Tomato spotted wilt virus (TSWV) causes a range of symptoms, depending on the age of plants, weather conditions and nutritional status. Symptoms include yellow mottling of leaves, ringspots, chlorotic blotches and line/mosaic patterns. Wilting and purpling of leaves can occur and necrotic lesions can develop on stems of affected plants. Plants can be stunted, have reduced vigour, or in some cases die. Symptoms are similar to, and can be confused with, nutritional disorders, bacterial or fungal diseases, or improper management techniques.

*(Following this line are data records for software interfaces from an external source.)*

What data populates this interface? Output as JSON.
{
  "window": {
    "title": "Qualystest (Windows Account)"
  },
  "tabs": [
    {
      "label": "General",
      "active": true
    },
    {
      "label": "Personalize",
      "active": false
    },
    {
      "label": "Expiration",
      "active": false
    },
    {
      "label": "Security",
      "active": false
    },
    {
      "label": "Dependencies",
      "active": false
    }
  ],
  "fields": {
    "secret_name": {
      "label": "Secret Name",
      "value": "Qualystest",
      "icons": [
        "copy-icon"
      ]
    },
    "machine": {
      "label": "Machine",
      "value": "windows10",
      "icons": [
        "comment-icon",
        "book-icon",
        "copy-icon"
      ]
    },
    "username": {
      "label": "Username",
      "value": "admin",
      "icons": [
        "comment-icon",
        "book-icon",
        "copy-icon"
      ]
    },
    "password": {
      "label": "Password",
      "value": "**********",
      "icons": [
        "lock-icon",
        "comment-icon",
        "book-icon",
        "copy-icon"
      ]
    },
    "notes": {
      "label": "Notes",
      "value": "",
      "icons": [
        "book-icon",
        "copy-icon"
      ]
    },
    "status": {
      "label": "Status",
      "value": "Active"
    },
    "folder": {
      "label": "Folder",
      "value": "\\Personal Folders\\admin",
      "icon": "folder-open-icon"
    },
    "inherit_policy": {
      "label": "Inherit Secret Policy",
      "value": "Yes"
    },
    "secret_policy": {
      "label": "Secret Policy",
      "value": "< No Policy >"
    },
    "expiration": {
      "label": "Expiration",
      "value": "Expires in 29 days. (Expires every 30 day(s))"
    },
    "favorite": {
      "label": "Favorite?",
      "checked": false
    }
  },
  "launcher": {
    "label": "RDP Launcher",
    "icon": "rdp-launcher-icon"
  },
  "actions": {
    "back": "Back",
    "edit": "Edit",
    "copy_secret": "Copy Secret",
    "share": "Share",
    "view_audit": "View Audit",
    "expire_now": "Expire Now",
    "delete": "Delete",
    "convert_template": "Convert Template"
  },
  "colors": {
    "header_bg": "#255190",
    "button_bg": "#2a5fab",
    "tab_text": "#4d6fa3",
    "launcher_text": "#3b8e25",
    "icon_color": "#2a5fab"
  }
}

TSWV is transmitted by seven thrips species, four of which are present in Australia: onion thrips (Thrips tabaci), melon thrips (Thrips palmi), tomato thrips (Frankliniella schultzei), and western flower thrips (WFT) (Frankliniella occidentalis) with WFT being the most efficient vector. Thrips remain infectious for life but do not pass the virus to their offspring through the egg. Approximately five days are required from the time the thrips are infected with the virus to when the thrips are able to transmit the virus to another plant.
It is not spread by other sap-sucking insects such as aphids, whiteflies and leafhoppers, but can be spread by the vegetative propagation of infected plants, such as cuttings and bulbs. The virus is not spread in seed or on equipment, does not survive in soil or decaying crop residues, and is not spread by handling plants.
An abundance of weed species that host thrips colonies, climatic conditions favouring thrip population growth. High thrips numbers and low temperatures.
TSWV was first described on tomato plants in Australia in 1915 and is the reference virus for the Tospovirus group of plant viruses. TSWV is a major cause of crop loss throughout Australia. It has one of the largest host ranges of any plant virus, infesting over 900 species of weeds, field crops, vegetables and ornamentals. Many hosts are in the potato (Solanaceae), aster (Asteraceae) and legume (Fabaceae) families. Crops that frequently suffer major losses from TSWV include lettuce, capsicum, tomato, potato, and ornamental crops such as aster, statice, calendula and dahlia. Other crop hosts that suffer sporadic losses include peanut, tobacco, chickpea, rhubarb, eggplant, celery and a range of ornamental species.
TSWV weed hosts that occur in Australia and have a major role in the life cycle of both the virus and the thrips vectors include sowthistle (Sonchus oleraceus), capeweed (Arctotheca calendula), thornapples (Datura spp.), cobbler’s pegs (Bidens pilosa), nightshades (Solanum spp.) and Jamaican snakeweed (Stachytarpheta jamaicensis).
Source: Your Levy at Work